Dataset rows for apps and sites
────────────────────

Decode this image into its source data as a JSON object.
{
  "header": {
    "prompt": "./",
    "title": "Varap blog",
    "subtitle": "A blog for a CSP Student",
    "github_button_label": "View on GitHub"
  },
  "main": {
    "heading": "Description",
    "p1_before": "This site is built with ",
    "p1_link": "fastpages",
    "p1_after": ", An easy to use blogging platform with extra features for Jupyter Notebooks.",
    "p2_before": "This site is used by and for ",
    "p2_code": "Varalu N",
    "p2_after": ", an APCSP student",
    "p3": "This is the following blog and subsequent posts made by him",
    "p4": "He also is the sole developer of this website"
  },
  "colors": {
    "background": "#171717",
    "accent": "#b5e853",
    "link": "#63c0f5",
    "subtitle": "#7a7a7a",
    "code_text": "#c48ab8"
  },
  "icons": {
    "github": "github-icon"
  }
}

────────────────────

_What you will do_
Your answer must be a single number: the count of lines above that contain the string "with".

_Problem solution_
2